- Record excerpts:
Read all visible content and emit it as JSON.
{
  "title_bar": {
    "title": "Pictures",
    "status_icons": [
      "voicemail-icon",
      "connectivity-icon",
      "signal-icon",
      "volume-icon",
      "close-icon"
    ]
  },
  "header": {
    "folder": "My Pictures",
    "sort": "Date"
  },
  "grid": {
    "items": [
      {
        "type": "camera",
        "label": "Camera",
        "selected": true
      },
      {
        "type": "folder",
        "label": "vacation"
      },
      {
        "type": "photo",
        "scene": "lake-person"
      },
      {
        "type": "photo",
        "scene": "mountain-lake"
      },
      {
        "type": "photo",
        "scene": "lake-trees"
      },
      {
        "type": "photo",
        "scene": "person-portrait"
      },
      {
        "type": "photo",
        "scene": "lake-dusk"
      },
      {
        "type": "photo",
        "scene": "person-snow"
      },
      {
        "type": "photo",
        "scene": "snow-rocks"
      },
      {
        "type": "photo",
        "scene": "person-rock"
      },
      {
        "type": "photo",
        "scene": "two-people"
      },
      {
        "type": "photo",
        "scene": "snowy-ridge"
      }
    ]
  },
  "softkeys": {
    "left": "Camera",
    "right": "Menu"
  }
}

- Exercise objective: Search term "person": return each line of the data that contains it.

- Worked solution:
        "scene": "lake-person"
        "scene": "person-portrait"
        "scene": "person-snow"
        "scene": "person-rock"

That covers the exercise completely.